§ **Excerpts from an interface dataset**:
..............................
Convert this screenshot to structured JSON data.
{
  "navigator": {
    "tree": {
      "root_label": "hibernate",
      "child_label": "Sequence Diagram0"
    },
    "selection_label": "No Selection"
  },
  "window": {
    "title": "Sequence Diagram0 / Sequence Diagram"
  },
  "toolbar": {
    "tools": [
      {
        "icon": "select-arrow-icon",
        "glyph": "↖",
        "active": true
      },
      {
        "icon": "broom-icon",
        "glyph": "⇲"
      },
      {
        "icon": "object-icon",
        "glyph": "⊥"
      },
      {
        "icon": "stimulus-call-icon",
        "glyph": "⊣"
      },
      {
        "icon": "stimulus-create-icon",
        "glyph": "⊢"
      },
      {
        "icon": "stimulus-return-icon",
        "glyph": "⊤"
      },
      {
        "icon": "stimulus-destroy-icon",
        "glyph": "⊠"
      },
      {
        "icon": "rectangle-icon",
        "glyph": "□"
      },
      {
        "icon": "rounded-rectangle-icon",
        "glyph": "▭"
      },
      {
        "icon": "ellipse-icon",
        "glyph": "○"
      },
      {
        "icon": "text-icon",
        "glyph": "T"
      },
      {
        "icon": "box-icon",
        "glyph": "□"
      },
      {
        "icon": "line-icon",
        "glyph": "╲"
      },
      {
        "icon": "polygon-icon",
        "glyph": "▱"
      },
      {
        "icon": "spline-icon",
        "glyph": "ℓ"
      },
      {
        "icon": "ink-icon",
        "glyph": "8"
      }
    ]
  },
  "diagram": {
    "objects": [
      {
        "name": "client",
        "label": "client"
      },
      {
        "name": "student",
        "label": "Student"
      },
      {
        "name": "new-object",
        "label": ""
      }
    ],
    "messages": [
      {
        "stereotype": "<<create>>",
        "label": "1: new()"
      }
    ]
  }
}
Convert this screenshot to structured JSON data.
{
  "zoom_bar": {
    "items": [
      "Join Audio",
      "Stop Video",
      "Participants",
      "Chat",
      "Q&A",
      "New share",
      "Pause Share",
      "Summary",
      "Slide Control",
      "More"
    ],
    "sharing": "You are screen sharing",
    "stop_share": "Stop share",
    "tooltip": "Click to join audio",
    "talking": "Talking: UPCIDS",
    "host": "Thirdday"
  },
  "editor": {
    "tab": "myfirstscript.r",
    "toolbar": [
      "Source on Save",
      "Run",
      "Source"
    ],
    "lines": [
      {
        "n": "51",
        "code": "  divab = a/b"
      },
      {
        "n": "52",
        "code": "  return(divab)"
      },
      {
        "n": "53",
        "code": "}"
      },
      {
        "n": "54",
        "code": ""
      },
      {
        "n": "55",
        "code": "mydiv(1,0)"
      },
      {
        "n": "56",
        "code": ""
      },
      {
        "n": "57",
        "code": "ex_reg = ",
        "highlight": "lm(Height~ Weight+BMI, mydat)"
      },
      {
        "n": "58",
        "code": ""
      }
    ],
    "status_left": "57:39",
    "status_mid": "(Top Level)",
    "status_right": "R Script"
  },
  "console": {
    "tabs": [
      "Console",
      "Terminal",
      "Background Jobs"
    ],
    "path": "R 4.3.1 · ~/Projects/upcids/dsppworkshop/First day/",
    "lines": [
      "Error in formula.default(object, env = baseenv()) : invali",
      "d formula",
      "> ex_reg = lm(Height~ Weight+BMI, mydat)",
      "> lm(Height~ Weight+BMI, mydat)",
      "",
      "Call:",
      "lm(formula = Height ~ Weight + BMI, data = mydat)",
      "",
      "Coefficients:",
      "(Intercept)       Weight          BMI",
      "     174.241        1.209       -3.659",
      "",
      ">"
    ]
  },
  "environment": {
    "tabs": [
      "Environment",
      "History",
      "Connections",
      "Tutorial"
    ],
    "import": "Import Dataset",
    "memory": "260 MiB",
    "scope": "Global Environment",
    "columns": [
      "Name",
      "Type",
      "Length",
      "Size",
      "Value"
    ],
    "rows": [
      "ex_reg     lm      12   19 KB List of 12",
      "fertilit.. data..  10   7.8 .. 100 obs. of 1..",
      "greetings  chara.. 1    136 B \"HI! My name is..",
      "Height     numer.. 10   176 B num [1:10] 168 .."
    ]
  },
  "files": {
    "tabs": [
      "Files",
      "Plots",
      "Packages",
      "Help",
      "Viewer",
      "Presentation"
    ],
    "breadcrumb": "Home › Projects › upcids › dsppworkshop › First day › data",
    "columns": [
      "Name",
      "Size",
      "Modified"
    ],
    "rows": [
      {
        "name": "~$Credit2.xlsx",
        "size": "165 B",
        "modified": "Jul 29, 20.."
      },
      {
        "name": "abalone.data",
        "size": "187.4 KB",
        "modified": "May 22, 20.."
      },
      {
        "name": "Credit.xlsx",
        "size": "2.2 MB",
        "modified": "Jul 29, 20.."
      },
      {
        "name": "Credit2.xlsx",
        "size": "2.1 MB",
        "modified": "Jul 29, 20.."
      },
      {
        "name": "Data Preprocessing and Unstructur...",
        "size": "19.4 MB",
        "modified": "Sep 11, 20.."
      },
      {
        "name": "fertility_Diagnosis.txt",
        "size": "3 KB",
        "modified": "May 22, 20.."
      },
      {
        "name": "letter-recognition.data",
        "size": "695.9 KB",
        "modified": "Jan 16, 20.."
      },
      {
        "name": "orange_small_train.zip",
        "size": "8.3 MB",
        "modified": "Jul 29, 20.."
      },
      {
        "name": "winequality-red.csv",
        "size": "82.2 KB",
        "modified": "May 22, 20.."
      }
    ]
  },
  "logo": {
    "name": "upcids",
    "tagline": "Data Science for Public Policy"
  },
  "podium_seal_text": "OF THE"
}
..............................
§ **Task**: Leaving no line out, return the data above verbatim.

§ **Output for this task**:
Convert this screenshot to structured JSON data.
{
  "navigator": {
    "tree": {
      "root_label": "hibernate",
      "child_label": "Sequence Diagram0"
    },
    "selection_label": "No Selection"
  },
  "window": {
    "title": "Sequence Diagram0 / Sequence Diagram"
  },
  "toolbar": {
    "tools": [
      {
        "icon": "select-arrow-icon",
        "glyph": "↖",
        "active": true
      },
      {
        "icon": "broom-icon",
        "glyph": "⇲"
      },
      {
        "icon": "object-icon",
        "glyph": "⊥"
      },
      {
        "icon": "stimulus-call-icon",
        "glyph": "⊣"
      },
      {
        "icon": "stimulus-create-icon",
        "glyph": "⊢"
      },
      {
        "icon": "stimulus-return-icon",
        "glyph": "⊤"
      },
      {
        "icon": "stimulus-destroy-icon",
        "glyph": "⊠"
      },
      {
        "icon": "rectangle-icon",
        "glyph": "□"
      },
      {
        "icon": "rounded-rectangle-icon",
        "glyph": "▭"
      },
      {
        "icon": "ellipse-icon",
        "glyph": "○"
      },
      {
        "icon": "text-icon",
        "glyph": "T"
      },
      {
        "icon": "box-icon",
        "glyph": "□"
      },
      {
        "icon": "line-icon",
        "glyph": "╲"
      },
      {
        "icon": "polygon-icon",
        "glyph": "▱"
      },
      {
        "icon": "spline-icon",
        "glyph": "ℓ"
      },
      {
        "icon": "ink-icon",
        "glyph": "8"
      }
    ]
  },
  "diagram": {
    "objects": [
      {
        "name": "client",
        "label": "client"
      },
      {
        "name": "student",
        "label": "Student"
      },
      {
        "name": "new-object",
        "label": ""
      }
    ],
    "messages": [
      {
        "stereotype": "<<create>>",
        "label": "1: new()"
      }
    ]
  }
}
Convert this screenshot to structured JSON data.
{
  "zoom_bar": {
    "items": [
      "Join Audio",
      "Stop Video",
      "Participants",
      "Chat",
      "Q&A",
      "New share",
      "Pause Share",
      "Summary",
      "Slide Control",
      "More"
    ],
    "sharing": "You are screen sharing",
    "stop_share": "Stop share",
    "tooltip": "Click to join audio",
    "talking": "Talking: UPCIDS",
    "host": "Thirdday"
  },
  "editor": {
    "tab": "myfirstscript.r",
    "toolbar": [
      "Source on Save",
      "Run",
      "Source"
    ],
    "lines": [
      {
        "n": "51",
        "code": "  divab = a/b"
      },
      {
        "n": "52",
        "code": "  return(divab)"
      },
      {
        "n": "53",
        "code": "}"
      },
      {
        "n": "54",
        "code": ""
      },
      {
        "n": "55",
        "code": "mydiv(1,0)"
      },
      {
        "n": "56",
        "code": ""
      },
      {
        "n": "57",
        "code": "ex_reg = ",
        "highlight": "lm(Height~ Weight+BMI, mydat)"
      },
      {
        "n": "58",
        "code": ""
      }
    ],
    "status_left": "57:39",
    "status_mid": "(Top Level)",
    "status_right": "R Script"
  },
  "console": {
    "tabs": [
      "Console",
      "Terminal",
      "Background Jobs"
    ],
    "path": "R 4.3.1 · ~/Projects/upcids/dsppworkshop/First day/",
    "lines": [
      "Error in formula.default(object, env = baseenv()) : invali",
      "d formula",
      "> ex_reg = lm(Height~ Weight+BMI, mydat)",
      "> lm(Height~ Weight+BMI, mydat)",
      "",
      "Call:",
      "lm(formula = Height ~ Weight + BMI, data = mydat)",
      "",
      "Coefficients:",
      "(Intercept)       Weight          BMI",
      "     174.241        1.209       -3.659",
      "",
      ">"
    ]
  },
  "environment": {
    "tabs": [
      "Environment",
      "History",
      "Connections",
      "Tutorial"
    ],
    "import": "Import Dataset",
    "memory": "260 MiB",
    "scope": "Global Environment",
    "columns": [
      "Name",
      "Type",
      "Length",
      "Size",
      "Value"
    ],
    "rows": [
      "ex_reg     lm      12   19 KB List of 12",
      "fertilit.. data..  10   7.8 .. 100 obs. of 1..",
      "greetings  chara.. 1    136 B \"HI! My name is..",
      "Height     numer.. 10   176 B num [1:10] 168 .."
    ]
  },
  "files": {
    "tabs": [
      "Files",
      "Plots",
      "Packages",
      "Help",
      "Viewer",
      "Presentation"
    ],
    "breadcrumb": "Home › Projects › upcids › dsppworkshop › First day › data",
    "columns": [
      "Name",
      "Size",
      "Modified"
    ],
    "rows": [
      {
        "name": "~$Credit2.xlsx",
        "size": "165 B",
        "modified": "Jul 29, 20.."
      },
      {
        "name": "abalone.data",
        "size": "187.4 KB",
        "modified": "May 22, 20.."
      },
      {
        "name": "Credit.xlsx",
        "size": "2.2 MB",
        "modified": "Jul 29, 20.."
      },
      {
        "name": "Credit2.xlsx",
        "size": "2.1 MB",
        "modified": "Jul 29, 20.."
      },
      {
        "name": "Data Preprocessing and Unstructur...",
        "size": "19.4 MB",
        "modified": "Sep 11, 20.."
      },
      {
        "name": "fertility_Diagnosis.txt",
        "size": "3 KB",
        "modified": "May 22, 20.."
      },
      {
        "name": "letter-recognition.data",
        "size": "695.9 KB",
        "modified": "Jan 16, 20.."
      },
      {
        "name": "orange_small_train.zip",
        "size": "8.3 MB",
        "modified": "Jul 29, 20.."
      },
      {
        "name": "winequality-red.csv",
        "size": "82.2 KB",
        "modified": "May 22, 20.."
      }
    ]
  },
  "logo": {
    "name": "upcids",
    "tagline": "Data Science for Public Policy"
  },
  "podium_seal_text": "OF THE"
}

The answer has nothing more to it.